___ SOURCE MATERIAL
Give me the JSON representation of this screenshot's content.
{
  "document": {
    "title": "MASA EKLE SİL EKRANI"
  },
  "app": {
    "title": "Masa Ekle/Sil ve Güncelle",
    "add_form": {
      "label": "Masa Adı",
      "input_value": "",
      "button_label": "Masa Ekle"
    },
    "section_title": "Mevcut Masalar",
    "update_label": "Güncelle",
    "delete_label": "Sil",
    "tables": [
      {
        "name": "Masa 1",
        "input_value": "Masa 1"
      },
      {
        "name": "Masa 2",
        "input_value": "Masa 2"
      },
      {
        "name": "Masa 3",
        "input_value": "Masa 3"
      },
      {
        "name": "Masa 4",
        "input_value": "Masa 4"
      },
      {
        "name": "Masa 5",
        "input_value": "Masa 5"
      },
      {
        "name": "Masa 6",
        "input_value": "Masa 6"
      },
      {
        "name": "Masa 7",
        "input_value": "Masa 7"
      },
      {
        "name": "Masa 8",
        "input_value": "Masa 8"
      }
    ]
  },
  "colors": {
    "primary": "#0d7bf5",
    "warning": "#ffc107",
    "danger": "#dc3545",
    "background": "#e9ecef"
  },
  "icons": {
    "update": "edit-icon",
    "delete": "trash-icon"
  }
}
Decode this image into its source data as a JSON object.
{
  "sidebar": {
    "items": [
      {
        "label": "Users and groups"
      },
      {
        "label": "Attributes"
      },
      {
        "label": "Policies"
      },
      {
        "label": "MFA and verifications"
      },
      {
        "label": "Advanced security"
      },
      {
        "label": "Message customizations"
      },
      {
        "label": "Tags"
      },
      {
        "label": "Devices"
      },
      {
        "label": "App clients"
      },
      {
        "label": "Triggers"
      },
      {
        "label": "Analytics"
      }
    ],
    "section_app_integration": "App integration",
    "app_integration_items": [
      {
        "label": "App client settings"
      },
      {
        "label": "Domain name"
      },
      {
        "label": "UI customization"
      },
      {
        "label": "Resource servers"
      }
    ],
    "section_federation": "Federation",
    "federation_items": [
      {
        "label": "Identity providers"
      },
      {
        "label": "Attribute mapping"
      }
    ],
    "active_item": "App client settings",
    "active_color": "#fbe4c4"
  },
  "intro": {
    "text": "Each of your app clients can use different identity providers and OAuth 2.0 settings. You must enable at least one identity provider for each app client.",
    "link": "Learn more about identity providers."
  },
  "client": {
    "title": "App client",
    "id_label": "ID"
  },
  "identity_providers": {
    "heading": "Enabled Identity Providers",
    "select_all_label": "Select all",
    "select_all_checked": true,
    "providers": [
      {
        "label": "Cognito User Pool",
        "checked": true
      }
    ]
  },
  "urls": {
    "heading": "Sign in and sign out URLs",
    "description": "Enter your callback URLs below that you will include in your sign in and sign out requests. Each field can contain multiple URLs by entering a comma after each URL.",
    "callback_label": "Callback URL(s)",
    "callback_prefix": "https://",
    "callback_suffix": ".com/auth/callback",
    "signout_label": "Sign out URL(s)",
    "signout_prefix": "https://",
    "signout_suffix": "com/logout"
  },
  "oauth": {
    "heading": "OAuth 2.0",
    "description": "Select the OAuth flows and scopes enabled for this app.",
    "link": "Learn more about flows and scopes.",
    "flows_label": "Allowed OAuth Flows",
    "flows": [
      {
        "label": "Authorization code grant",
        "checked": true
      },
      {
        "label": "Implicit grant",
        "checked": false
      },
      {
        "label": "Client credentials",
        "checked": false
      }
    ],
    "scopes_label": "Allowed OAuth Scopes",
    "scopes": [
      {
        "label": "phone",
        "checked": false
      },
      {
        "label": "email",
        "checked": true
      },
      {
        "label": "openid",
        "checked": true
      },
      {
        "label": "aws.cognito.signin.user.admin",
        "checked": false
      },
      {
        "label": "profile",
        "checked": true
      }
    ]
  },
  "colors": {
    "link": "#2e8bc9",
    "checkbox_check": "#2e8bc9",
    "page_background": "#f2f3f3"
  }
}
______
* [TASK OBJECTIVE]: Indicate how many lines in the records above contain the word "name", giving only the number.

* [WRITTEN SOLUTION]: 9